For more than a decade, Max Szadek had worked as Luther Vandross's personal assistant, doing everything from overseeing the R&B star's household staff to making sure he always had supplies of his favorite sugar substitute when he was on the road. Then, on the morning of April 16, 2003, Szadek arrived at Vandross's Manhattan apartment to find his boss laid out on the floor, having suffered a massive stroke that would put him in rehabilitation for the rest of his life. From that moment until Vandross's death on July 1 at 54, Szadek stuck by his side. "Luther inspired me every day, because he was a fighter every day," he says. As Szadek made the difficult transition from assistant to caregiver, he also became a passionate crusader in the fight against diabetes, which likely brought on Vandross's stroke. The founder of Divabetic, an outreach and fund-raising organization, Szadek, 40, spoke to PEOPLE correspondent Mark Dagostino about Luther's brave battle.
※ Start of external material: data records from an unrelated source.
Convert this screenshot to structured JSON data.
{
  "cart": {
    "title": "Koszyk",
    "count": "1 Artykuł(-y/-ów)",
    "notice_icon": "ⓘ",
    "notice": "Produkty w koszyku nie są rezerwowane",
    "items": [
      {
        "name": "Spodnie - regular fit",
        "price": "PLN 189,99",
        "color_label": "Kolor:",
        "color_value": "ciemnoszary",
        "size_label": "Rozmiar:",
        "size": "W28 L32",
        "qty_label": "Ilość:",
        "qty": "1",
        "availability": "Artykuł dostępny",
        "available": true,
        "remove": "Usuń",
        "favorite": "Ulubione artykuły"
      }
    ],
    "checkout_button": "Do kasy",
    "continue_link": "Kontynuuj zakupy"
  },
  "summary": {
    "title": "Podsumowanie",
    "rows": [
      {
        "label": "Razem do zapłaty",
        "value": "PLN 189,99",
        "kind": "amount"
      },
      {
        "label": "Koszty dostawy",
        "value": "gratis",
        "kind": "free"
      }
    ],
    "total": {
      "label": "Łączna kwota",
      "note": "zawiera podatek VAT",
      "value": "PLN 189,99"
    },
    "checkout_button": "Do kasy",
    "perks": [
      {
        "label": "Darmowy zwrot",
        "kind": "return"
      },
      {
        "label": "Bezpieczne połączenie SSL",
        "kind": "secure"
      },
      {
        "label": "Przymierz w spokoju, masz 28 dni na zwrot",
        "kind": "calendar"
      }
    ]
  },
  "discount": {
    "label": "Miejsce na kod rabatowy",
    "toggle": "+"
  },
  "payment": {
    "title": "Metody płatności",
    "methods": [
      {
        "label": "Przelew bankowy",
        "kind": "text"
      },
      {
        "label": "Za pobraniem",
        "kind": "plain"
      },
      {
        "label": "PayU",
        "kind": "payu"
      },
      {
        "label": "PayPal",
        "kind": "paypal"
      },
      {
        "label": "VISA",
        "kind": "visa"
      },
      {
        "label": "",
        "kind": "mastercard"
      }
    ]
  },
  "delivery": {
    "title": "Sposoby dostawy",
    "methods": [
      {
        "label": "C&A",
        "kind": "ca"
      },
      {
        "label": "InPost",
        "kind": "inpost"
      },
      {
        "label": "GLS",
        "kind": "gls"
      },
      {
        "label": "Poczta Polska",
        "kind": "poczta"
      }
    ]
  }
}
After his stroke, Luther was mostly unresponsive for about three weeks. Then, in early May 2003, I remember playing some old Dionne Warwick for him—his favorite—and seeing him be much more responsive. He could nod to let me know what he wanted to hear and how loud he wanted the volume to be. Music was definitely the trigger for getting a higher level of response from him. Within a few months he could use his voice again, and his backup singer Lisa Fischer came and started singing with Luther every week. Aretha came. Patti LaBelle came and sang "If Only for One Night" with him. Those are some of my greatest memories. It was magical.
When Luther was moved to John F. Kennedy Medical Center in Edison, N. J., where he lived and was taken care of by a team of top-notch doctors and physical therapists until he died, I got very involved in his rehabilitation. I'm not a nurse, I'm not a doctor, I'm not a therapist—but I could do some of the therapy with Luther. Walking was a big deal in the beginning. He went from relying on walkers and machines all the way to being able to walk down the hall with very limited help towards the end. He didn't have a speech impediment, but breath control was part of his therapy. He was very committed to fighting—I could see that glimmer in his eye that was piercingly focused and determined—because initially he failed so much. I saw someone who could do these simple tasks, fail to do them another day and then learn to do them again.
Everyone assumes from movies that recovery is just a mountain that goes up, up, up. But it was always up and down. He had incredible highs throughout his recovery, but it wasn't as consistent as people want to think it was. He intuitively knew when cameras were around. We did Oprah
in April 2004 and he pulled out an incredible performance that day. The funny thing was, when you put Luther back in superstar status mode, he would jump up to that level.
In between physical and occupational therapy, we read magazines to find out what was going on in the world. I read him fan mail and e-mails. He was always a huge Price Is Right fan, so we'd watch that. We'd watch Oprah
, especially if Beyoncé or Usher were on. We even watched a little American Idol. Sometimes we'd talk about deeper subjects. When he was willing to talk about it, we discussed the reality of what was happening. And at times it was heartbreaking.
But in the last 2½ years, he really did have a lot of moments of joy. Last year we brought Luther to Philadelphia to celebrate his mother Mary Ida's birthday. He loved a show as much as he loved performing a show, so his friends would come to JFK at Christmas and birthdays and sing "Power of Love."
When he died, I was really shocked. Even though I knew that his health was compromised, we had just done some doctors' appointments, and there was nothing to let you know that was around the corner. At least every day I had a chance to tell my boss just how much he meant to me. I didn't have that opportunity before the stroke, so after the stroke, in some ways I had an opportunity to give back what he gave to me. I've committed myself to fighting diabetes 24/7 now. With Divabetic (www.divabetic.com), the idea is to empower people to talk openly about diabetes. I'll never be able to erase the pain and sadness that happened. But I really feel like Divabetic is giving me something new to wrap a hope and a dream around. Luther's legacy deserves to end on an inspiring note—not on a note of utter sadness.